(THE INPUT)
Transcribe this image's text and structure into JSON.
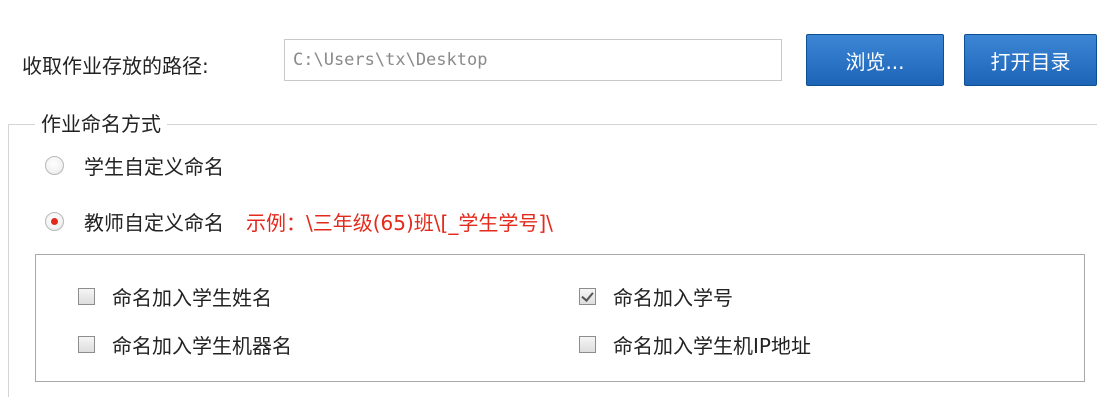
{
  "path_section": {
    "label": "收取作业存放的路径:",
    "path_value": "C:\\Users\\tx\\Desktop",
    "browse_label": "浏览...",
    "open_dir_label": "打开目录"
  },
  "naming": {
    "group_title": "作业命名方式",
    "options": [
      {
        "label": "学生自定义命名",
        "selected": false
      },
      {
        "label": "教师自定义命名",
        "selected": true
      }
    ],
    "example": "示例：\\三年级(65)班\\[_学生学号]\\"
  },
  "checkboxes": [
    {
      "label": "命名加入学生姓名",
      "checked": false
    },
    {
      "label": "命名加入学号",
      "checked": true
    },
    {
      "label": "命名加入学生机器名",
      "checked": false
    },
    {
      "label": "命名加入学生机IP地址",
      "checked": false
    }
  ],
  "colors": {
    "button_blue": "#2a73c5",
    "example_red": "#e32a1c",
    "radio_dot": "#e02b1c"
  },
  "icons": {
    "radio_unselected": "radio-empty-icon",
    "radio_selected": "radio-dot-icon",
    "checkbox_checked": "checkmark-icon"
  }
}
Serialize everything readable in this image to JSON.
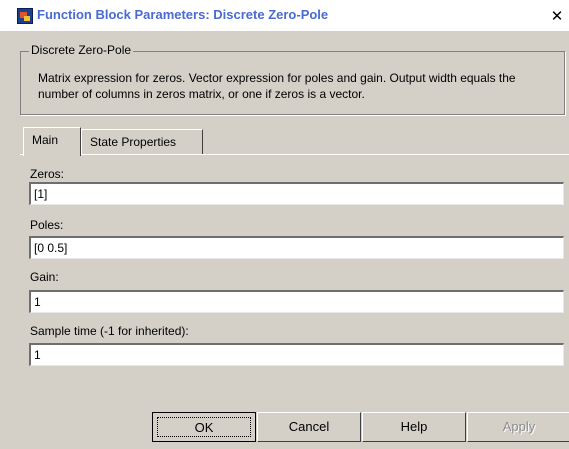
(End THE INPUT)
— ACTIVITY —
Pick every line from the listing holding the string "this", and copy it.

— TASK RESPONSE —
Transcribe this image's text and structure into JSON.
Serialize everything readable in this image to JSON.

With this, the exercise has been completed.